BlueBorne Bluetooth Hijacker – What Do We Know?

Cybersecurity researchers at Armis Labs have released information about a new attack vector called BlueBorne.  This exploit has the potential to put millions of devices running Windows, Linux, Android or iOS operating systems at risk.

This exploit allows attackers to connect over the Bluetooth radio system with having to first pair the two Bluetooth enabled devices.  Once installed, the attacker has full control of the device, can download an install other apps or malware, conduct Man-in-the-Middle attacks, or turn thousands of phones into a botnet.  BlueBorne can jump from device to device via Bluetooth connections, and that makes this exploit highly contagious.

Your best defenses are:

  • Disable Bluetooth networking unless you are using it.  Then consider your environment.  Out in public?  Don’t turn on your Bluetooth.
  • Bluetooth only works over very short distances, usually 30 feet or less.  Your attacker needs to be close by to start this exploit.  But YOUR attacker may just be another infected victim, so see the previous item.
  • Install any operating system updates or patches for your devices.  Many manufacturers have already released updates.
  • Use a quality anti-malware program or app on your devices and keep it updated.

More information:


About the Author:

Cybersecurity analyst, pen-tester, trainer, and speaker.
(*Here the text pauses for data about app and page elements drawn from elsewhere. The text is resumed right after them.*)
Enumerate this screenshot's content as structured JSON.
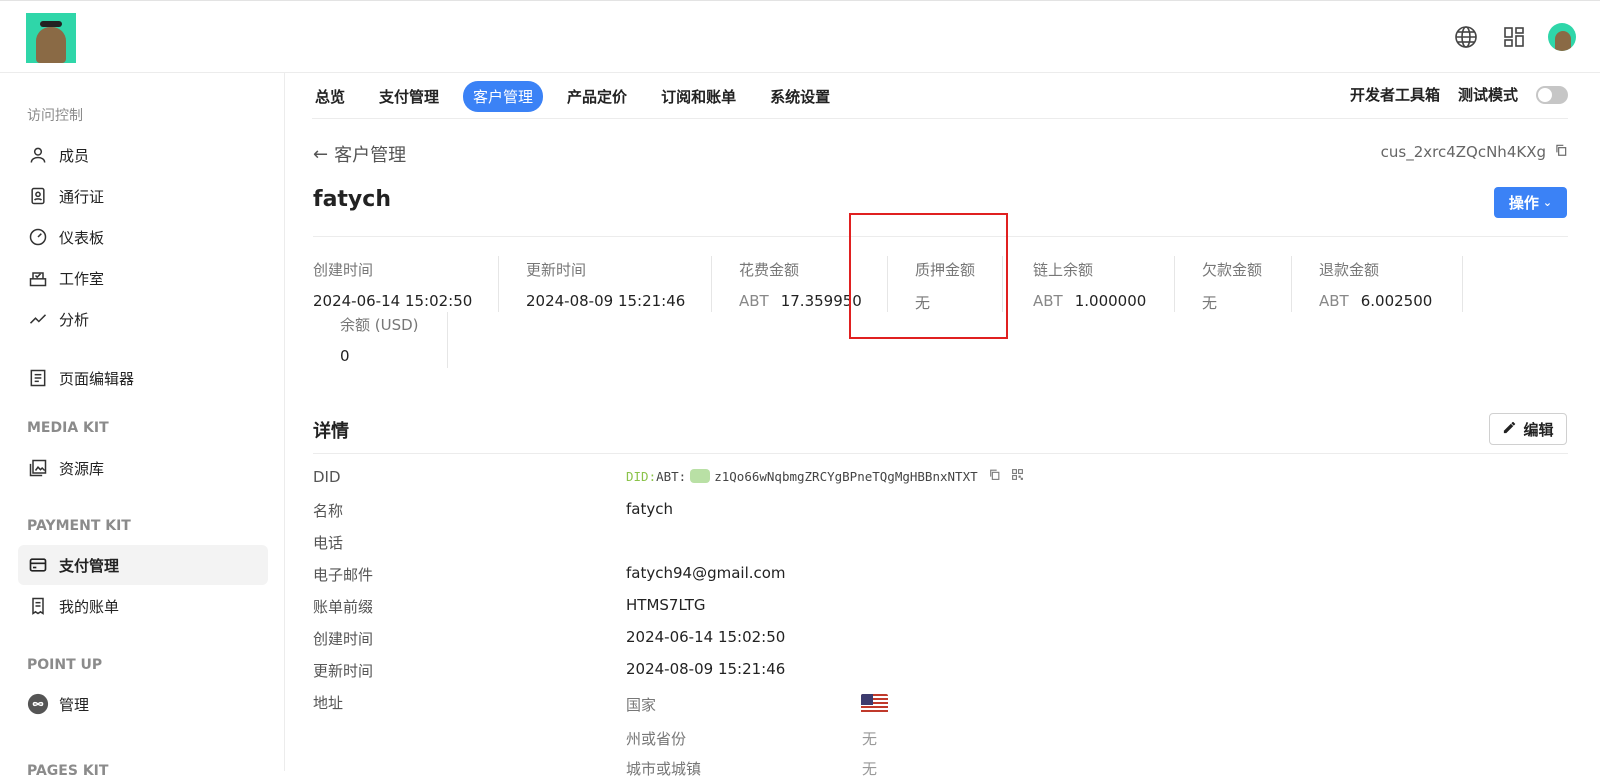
{
  "header": {
    "icons": [
      "globe-icon",
      "apps-grid-icon",
      "user-avatar"
    ]
  },
  "sidebar": {
    "section_access": "访问控制",
    "items_access": [
      {
        "label": "成员",
        "icon": "user-icon"
      },
      {
        "label": "通行证",
        "icon": "badge-icon"
      },
      {
        "label": "仪表板",
        "icon": "gauge-icon"
      },
      {
        "label": "工作室",
        "icon": "studio-icon"
      },
      {
        "label": "分析",
        "icon": "analytics-icon"
      }
    ],
    "page_editor": "页面编辑器",
    "section_media": "MEDIA KIT",
    "media_item": "资源库",
    "section_payment": "PAYMENT KIT",
    "payment_items": [
      "支付管理",
      "我的账单"
    ],
    "section_point": "POINT UP",
    "point_item": "管理",
    "section_pages": "PAGES KIT"
  },
  "tabs": [
    "总览",
    "支付管理",
    "客户管理",
    "产品定价",
    "订阅和账单",
    "系统设置"
  ],
  "active_tab": "客户管理",
  "tabs_right": {
    "devtools": "开发者工具箱",
    "test_mode": "测试模式",
    "test_mode_on": false
  },
  "page": {
    "back_label": "客户管理",
    "customer_id": "cus_2xrc4ZQcNh4KXg",
    "customer_name": "fatych",
    "actions_label": "操作"
  },
  "stats": {
    "created": {
      "label": "创建时间",
      "value": "2024-06-14 15:02:50"
    },
    "updated": {
      "label": "更新时间",
      "value": "2024-08-09 15:21:46"
    },
    "spent": {
      "label": "花费金额",
      "currency": "ABT",
      "value": "17.359950"
    },
    "staked": {
      "label": "质押金额",
      "value": "无"
    },
    "onchain": {
      "label": "链上余额",
      "currency": "ABT",
      "value": "1.000000"
    },
    "owed": {
      "label": "欠款金额",
      "value": "无"
    },
    "refund": {
      "label": "退款金额",
      "currency": "ABT",
      "value": "6.002500"
    },
    "balance": {
      "label": "余额 (USD)",
      "value": "0"
    }
  },
  "details": {
    "title": "详情",
    "edit_label": "编辑",
    "did_label": "DID",
    "did_prefix": "DID:",
    "did_chain": "ABT:",
    "did_value": "z1Qo66wNqbmgZRCYgBPneTQgMgHBBnxNTXT",
    "rows": [
      {
        "label": "名称",
        "value": "fatych"
      },
      {
        "label": "电话",
        "value": ""
      },
      {
        "label": "电子邮件",
        "value": "fatych94@gmail.com"
      },
      {
        "label": "账单前缀",
        "value": "HTMS7LTG"
      },
      {
        "label": "创建时间",
        "value": "2024-06-14 15:02:50"
      },
      {
        "label": "更新时间",
        "value": "2024-08-09 15:21:46"
      }
    ],
    "address_label": "地址",
    "address": {
      "country_label": "国家",
      "country_flag": "us-flag",
      "state_label": "州或省份",
      "state_value": "无",
      "city_label": "城市或城镇",
      "city_value": "无"
    }
  }
}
Owner of the WyzCo Group Inc. In addition to consulting on security products and services, Bob also conducts security audits, compliance audits, vulnerability assessments and penetration tests. Bob also teaches Cybersecurity Awareness Training classes. Bob works as an instruction for CompTIA’s non-profit IT-Ready Program in the Twin Cities. IT-Ready is a tuition free 8-week program designed to teach students of all ages the fundamentals of IT support to prepare them for an entry level position in Information Technology Support. Graduates of the classes take the exams to become CompTIA A+ certified. Bob is a frequent speaker at conferences such as the Minnesota Bloggers Conference, Secure360 Security Conference2016, 2017, 2018, 2019, the (ISC)2 World Congress 2016, and the ISSA International Conference 2017, and many local community organizations, including Chambers of Commerce, SCORE, and several school districts. Bob has been blogging on cybersecurity since 2006 at

Add a Comment

This site uses Akismet to reduce spam. Learn how your comment data is processed.